“Tony was straight-talking, there was nothing fluffy about him - that toughens your own character," says Rochford. "Loyalty and that trust element were huge.
“You know, there would be robust discussions but at the same time you knew he had your back. We always had open, honest dialogue.”
The Mayo management team were never afraid to roll the dice during those years.
Aidan O’Shea was moved back to full-back to man-mark Kieran Donaghy in 2017, Lee Keegan’s attacking instincts were often sacrificed to shadow the opposition’s go-to man, while Rob Hennelly taking over from David Clarke in goal for the 2016 decider were huge calls.
“Our decisions weren’t playing to the gallery,” says Rochford, “they weren’t meant to be crowd-pleasers. Of course, results pleased people but it was ultimately about getting results and getting performances, and we got a certain amount of those – we didn’t get the biggest result that we set out to get but at the same time we were very honest in backing our decisions.
“It was great to have guys like Tony and Donie [Buckley] who were strong but not stubborn in their views, by really debating it out left us all the better for it.”
If you got praise from Tony McEntee, you earned it. Former Mayo midfielder Tom Parsons, who was a vital cog in Rochford’s team during those years, was quite taken by the no-nonsense approach of the Armagh man.
Describing him as a “breath of fresh air” and having a “unique presence”, Parsons had to work for his praise.
“I remember Tony kept challenging me on every play needs to be progressive, it needs to be a forward pass,” Parsons says.

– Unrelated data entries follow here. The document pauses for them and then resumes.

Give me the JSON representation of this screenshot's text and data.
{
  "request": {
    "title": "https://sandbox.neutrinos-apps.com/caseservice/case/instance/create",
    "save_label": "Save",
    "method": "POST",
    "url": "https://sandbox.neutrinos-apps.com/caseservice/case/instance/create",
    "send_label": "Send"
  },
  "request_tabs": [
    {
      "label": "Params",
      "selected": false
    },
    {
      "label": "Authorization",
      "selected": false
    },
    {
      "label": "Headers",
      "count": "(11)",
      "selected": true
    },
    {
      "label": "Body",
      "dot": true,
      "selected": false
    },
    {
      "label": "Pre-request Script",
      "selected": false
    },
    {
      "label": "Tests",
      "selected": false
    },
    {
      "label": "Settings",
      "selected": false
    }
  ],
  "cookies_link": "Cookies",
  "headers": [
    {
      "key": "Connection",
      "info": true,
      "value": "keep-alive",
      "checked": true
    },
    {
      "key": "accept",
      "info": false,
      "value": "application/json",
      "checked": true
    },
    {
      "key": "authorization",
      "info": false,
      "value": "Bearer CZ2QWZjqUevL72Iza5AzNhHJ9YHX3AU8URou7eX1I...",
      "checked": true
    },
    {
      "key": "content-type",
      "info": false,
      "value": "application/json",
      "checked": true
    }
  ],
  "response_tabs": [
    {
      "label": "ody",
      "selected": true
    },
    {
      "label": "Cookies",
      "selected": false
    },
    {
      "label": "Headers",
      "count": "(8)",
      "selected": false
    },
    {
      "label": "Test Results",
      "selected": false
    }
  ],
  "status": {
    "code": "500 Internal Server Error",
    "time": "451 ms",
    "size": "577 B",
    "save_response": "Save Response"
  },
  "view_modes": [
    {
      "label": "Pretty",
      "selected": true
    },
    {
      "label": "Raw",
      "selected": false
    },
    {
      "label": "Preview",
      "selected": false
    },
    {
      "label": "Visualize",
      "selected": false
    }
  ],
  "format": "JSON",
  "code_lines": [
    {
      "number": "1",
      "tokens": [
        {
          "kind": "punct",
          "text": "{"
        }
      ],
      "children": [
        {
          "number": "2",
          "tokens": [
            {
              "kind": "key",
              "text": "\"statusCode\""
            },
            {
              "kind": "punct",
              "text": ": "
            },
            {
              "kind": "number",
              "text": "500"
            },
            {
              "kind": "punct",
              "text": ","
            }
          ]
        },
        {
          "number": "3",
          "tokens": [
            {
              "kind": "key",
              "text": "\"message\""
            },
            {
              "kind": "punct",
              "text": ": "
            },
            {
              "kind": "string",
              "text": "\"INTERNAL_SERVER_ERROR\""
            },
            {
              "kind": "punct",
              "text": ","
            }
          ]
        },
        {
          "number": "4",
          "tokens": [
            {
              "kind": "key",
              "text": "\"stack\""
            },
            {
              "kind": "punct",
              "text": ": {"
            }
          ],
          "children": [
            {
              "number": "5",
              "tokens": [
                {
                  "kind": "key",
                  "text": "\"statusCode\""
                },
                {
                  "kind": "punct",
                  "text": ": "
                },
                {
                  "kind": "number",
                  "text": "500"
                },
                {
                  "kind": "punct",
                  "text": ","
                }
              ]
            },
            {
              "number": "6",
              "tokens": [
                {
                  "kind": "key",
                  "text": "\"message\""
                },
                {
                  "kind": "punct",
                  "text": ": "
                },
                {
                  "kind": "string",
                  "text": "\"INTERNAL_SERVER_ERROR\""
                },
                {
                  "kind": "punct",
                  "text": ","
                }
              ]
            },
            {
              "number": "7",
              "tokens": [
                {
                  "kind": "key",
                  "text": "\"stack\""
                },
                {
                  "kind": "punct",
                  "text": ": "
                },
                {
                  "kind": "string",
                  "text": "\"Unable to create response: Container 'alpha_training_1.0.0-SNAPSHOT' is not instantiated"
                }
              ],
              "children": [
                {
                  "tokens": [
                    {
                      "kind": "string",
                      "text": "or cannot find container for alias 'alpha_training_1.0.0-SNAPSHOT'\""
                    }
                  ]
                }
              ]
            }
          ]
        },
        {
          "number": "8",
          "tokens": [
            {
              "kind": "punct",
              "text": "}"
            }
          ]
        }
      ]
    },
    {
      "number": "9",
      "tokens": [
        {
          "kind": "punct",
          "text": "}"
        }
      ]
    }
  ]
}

“It just changed my game. After a game he might focus on two plays on why you made that decision in that play and he put a lot of thought into that. He could probably describe that play more than I could because he’d watched it that many times.

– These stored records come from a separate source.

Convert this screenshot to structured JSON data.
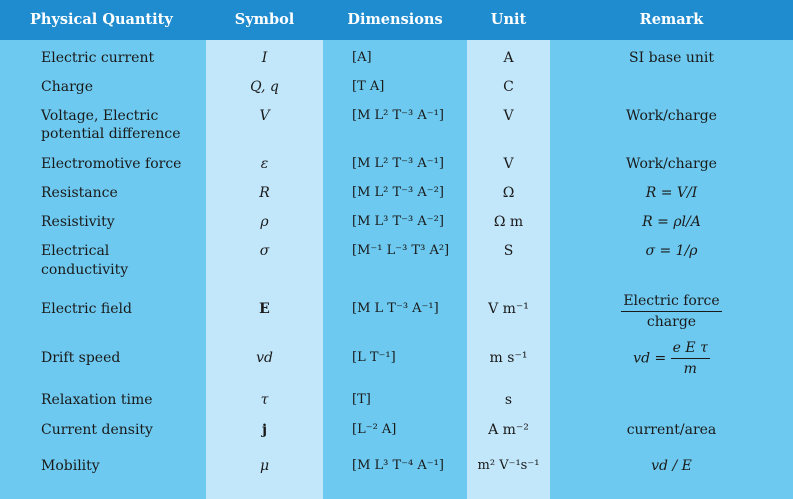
{
  "colors": {
    "header": "#1f8ccf",
    "band_dark": "#6dc9ef",
    "band_light": "#c3e7fa"
  },
  "headers": {
    "quantity": "Physical Quantity",
    "symbol": "Symbol",
    "dimensions": "Dimensions",
    "unit": "Unit",
    "remark": "Remark"
  },
  "rows": [
    {
      "quantity": "Electric current",
      "symbol": "I",
      "dimensions": "[A]",
      "unit": "A",
      "remark": "SI base unit"
    },
    {
      "quantity": "Charge",
      "symbol": "Q, q",
      "dimensions": "[T A]",
      "unit": "C",
      "remark": ""
    },
    {
      "quantity": "Voltage, Electric",
      "quantity2": "potential difference",
      "symbol": "V",
      "dimensions": "[M L² T⁻³ A⁻¹]",
      "unit": "V",
      "remark": "Work/charge"
    },
    {
      "quantity": "Electromotive force",
      "symbol": "ε",
      "dimensions": "[M L² T⁻³ A⁻¹]",
      "unit": "V",
      "remark": "Work/charge"
    },
    {
      "quantity": "Resistance",
      "symbol": "R",
      "dimensions": "[M L² T⁻³ A⁻²]",
      "unit": "Ω",
      "remark": "R = V/I"
    },
    {
      "quantity": "Resistivity",
      "symbol": "ρ",
      "dimensions": "[M L³ T⁻³ A⁻²]",
      "unit": "Ω m",
      "remark": "R = ρl/A"
    },
    {
      "quantity": "Electrical",
      "quantity2": "conductivity",
      "symbol": "σ",
      "dimensions": "[M⁻¹ L⁻³ T³ A²]",
      "unit": "S",
      "remark": "σ = 1/ρ"
    },
    {
      "quantity": "Electric field",
      "symbol": "E",
      "dimensions": "[M L T⁻³ A⁻¹]",
      "unit": "V m⁻¹",
      "remark_num": "Electric force",
      "remark_den": "charge"
    },
    {
      "quantity": "Drift speed",
      "symbol": "vd",
      "dimensions": "[L T⁻¹]",
      "unit": "m s⁻¹",
      "remark_lhs": "vd =",
      "remark_num": "e E τ",
      "remark_den": "m"
    },
    {
      "quantity": "Relaxation time",
      "symbol": "τ",
      "dimensions": "[T]",
      "unit": "s",
      "remark": ""
    },
    {
      "quantity": "Current density",
      "symbol": "j",
      "dimensions": "[L⁻² A]",
      "unit": "A m⁻²",
      "remark": "current/area"
    },
    {
      "quantity": "Mobility",
      "symbol": "μ",
      "dimensions": "[M L³ T⁻⁴ A⁻¹]",
      "unit": "m² V⁻¹s⁻¹",
      "remark": "vd / E"
    }
  ]
}
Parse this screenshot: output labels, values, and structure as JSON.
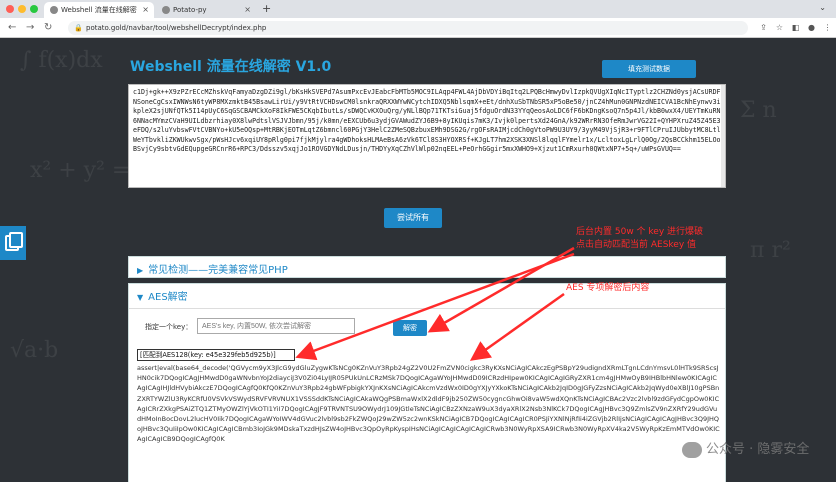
{
  "browser": {
    "tabs": [
      {
        "title": "Webshell 流量在线解密",
        "active": true
      },
      {
        "title": "Potato-py",
        "active": false
      }
    ],
    "url": "potato.gold/navbar/tool/webshellDecrypt/index.php"
  },
  "page": {
    "title": "Webshell 流量在线解密 V1.0",
    "fill_button": "填充测试数据",
    "code_text": "c1Dj+gk++X9zPZrECcMZhskVqFamyaDzgDZi9gl/bKsHkSVEPd7AsumPxcEvJEabcFbMTb5MOC9ILAqp4FWL4AjDbVDYiBqItq2LPQBcHmwyDvlIzpkQVUgXIqNcITyptlz2CHZNd0ysjACsURDFNSoneCgCsxIWNWsN6tyWP8MXzmktB45BsawLirUi/y9VtRtVCHDswCM0lsnkraQRXXWYwNCytchIDXQ5NblsqmX+eEt/dnhXuSbTNbSR5xP5oBe50/jnCZ4hMun0GNPNzdNEICVA1BcNhEynwv3ikpleX2sjUNfQTk5I14pUyC6SqGSCBAMCkXoF8IkFWE5CKqbIbutLs/sDWQCvKXOuQrg/yNLlBQp71TKTsiGuaj5fdguOrdN33YYqQeosAoLDC6fF6bKDngKsoQ7n5p4Jl/kbB0wxX4/UEYTmKuRN6NNacMYmzCVaH9UILdbzrhiay0X8lwPdtslVSJVJbmn/95j/k0mn/eEXCUb6u3ydjGVAWudZYJ6B9+8yIKUqis7mK3/Ivjk0lpertsXd24GnA/k92WRrRN3OfeRmJwrVG22I+QYHPXruZ45Z45E3eFDQ/s2luYvbswFVtCVBNYo+kU5eOQsp+MtRBKjEOTmLqtZ6bmncl60PGjY3HelC2ZMeSQBzbuxEMh9DSG2G/rgOFsRAIMjcdCh0gVtoPW9U3UY9/3yyM49VjSjR3+r9FTlCPruIJUbbytMC8LtlWeYTbvkliZKWUkwvSgx/pWsHJcv6xqiUY8pRlg0pi7fjkMjylra4gWDhoksHLMAeBsA6zVk6TCl8S3HYOXRSf+KJgLT7hm2XSK3XNSl8lqqlFYmelr1x/LcltoxLgLrlQ0Og/2QsBCCkhm15ELOoBSvjCy9sbtvGdEQupgeGRCnrR6+RPC3/Ddsszv5xqjJo1ROVGDYNdLDusjn/THDYyXqCZhVlWlp02nqEEL+PeOrhGGgir5mxXWHO9+Xjzut1CmRxurh0QWtxNP7+5q+/uWPsGVUQ==",
    "try_all_button": "尝试所有"
  },
  "panels": [
    {
      "title": "常见检测——完美兼容常见PHP",
      "expanded": false
    },
    {
      "title": "AES解密",
      "expanded": true
    }
  ],
  "aes": {
    "key_label": "指定一个key：",
    "key_placeholder": "AES's key, 内置50W, 依次尝试解密",
    "decrypt_button": "解密",
    "match_result": "[匹配到AES128(key: e45e329feb5d925b)]",
    "decrypted_text": "assert|eval(base64_decode('QGVycm9yX3JlcG9ydGluZygwKTsNCg0KZnVuY3Rpb24gZ2V0U2FmZVN0cigkc3RyKXsNCiAgICAkczEgPSBpY29udigndXRmLTgnLCdnYmsvL0lHTk9SRScsJHN0cik7DQogICAgJHMwdD0gaWNvbnYoJ2diayciJ3V0Zi04LyIJR05PUkUnLCRzMSk7DQogICAgaWYoJHMwdD09ICRzdHIpew0KICAgICAgIGRyZXR1cm4gJHMwOyB9IHBlbHNlew0KICAgICAgICAgIHJldHVybiAkczE7DQogICAgfQ0KfQ0KZnVuY3Rpb24gbWFpbigkYXJnKXsNCiAgICAkcmVzdWx0ID0gYXJyYXkoKTsNCiAgICAkb2JqID0gJGFyZzsNCiAgICAkb2JqWyd0eXBlJ10gPSBnZXRTYWZlU3RyKCRfU0VSVkVSWydSRVFVRVNUX1VSSSddKTsNCiAgICAkaWQgPSBmaWxlX2dldF9jb250ZW50cygncGhwOi8vaW5wdXQnKTsNCiAgICBAc2Vzc2lvbl9zdGFydCgpOw0KICAgICRrZXkgPSAiZTQ1ZTMyOWZlYjVkOTI1YiI7DQogICAgJF9TRVNTSU9OWydrJ109JGtleTsNCiAgICBzZXNzaW9uX3dyaXRlX2Nsb3NlKCk7DQogICAgJHBvc3Q9ZmlsZV9nZXRfY29udGVudHMoInBocDovL2lucHV0Iik7DQogICAgaWYoIWV4dGVuc2lvbl9sb2FkZWQoJ29wZW5zc2wnKSkNCiAgICB7DQogICAgICAgICR0PSJiYXNlNjRfIi4iZGVjb2RlIjsNCiAgICAgICAgJHBvc3Q9JHQoJHBvc3QuIiIpOw0KICAgICAgICBmb3IoJGk9MDskaTxzdHJsZW4oJHBvc3QpOyRpKyspIHsNCiAgICAgICAgICAgICRwb3N0WyRpXSA9ICRwb3N0WyRpXV4ka2V5WyRpKzEmMTVdOw0KICAgICAgICB9DQogICAgfQ0K"
  },
  "annotations": {
    "note1": "后台内置 50w 个 key 进行爆破\n点击自动匹配当前 AESkey 值",
    "note2": "AES 专项解密后内容",
    "arrow_color": "#ff2b2b"
  },
  "watermark": "公众号 · 隐雾安全"
}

“Tony didn’t go around telling you that you were great all the time. When you deserve to be applauded and you actually deliver on how you want to play your game, he does acknowledge that.
“You’re not going to get it in every training session or every game but when you do get it, you appreciate it because you know it’s honest. And maybe other managers are quick to acknowledge good play but Tony isn’t quick to do that and that’s why it’s memorable when he does pull you aside, when you do the good stuff and play to your ability.”
As the Sligo footballers grapple with the new man at the helm, they have every chance of reaching their potential, whether it’s in this year’s promotion push or the Connacht Championship or next year.
“He is totally engaging,” says Tierney.
“He loves the craic too – doesn’t drink, doesn’t smoke – but he’s a guy you’d want to sit at a table for a damn good laugh. As forthright as hell but totally engaging. In fact, he’s the type of manager I’d like to have played under.”
With a busy day job and clocking up the miles from south Armagh to Markievicz Park now, McEntee still has time to take a couple of underage teams in his own parish.
“I think Tony had a unique way about him and players got a sense that this guy really cares, really cares about the team and we got a sense of how important family, Gaelic Games and community is to him,” says Parsons.
“When you’re in the moment, you’re thinking nothing will divide us because we’re so tight in the moment [but] as the years go on and you are divided, you lose contact with people you care about, but you never forget. Tony is someone I care about and will never forget."
“Tony’s a very likeable guy when you get to know him,” McConville says.
“You could meet him and he would say something and you’d think: ‘What a f****** plonker’. Until you get to know him.
“He has four kids, he has a full-time job, he’s managing Sligo but he also is our coaching officer in the club and he’s done wonders in that role.”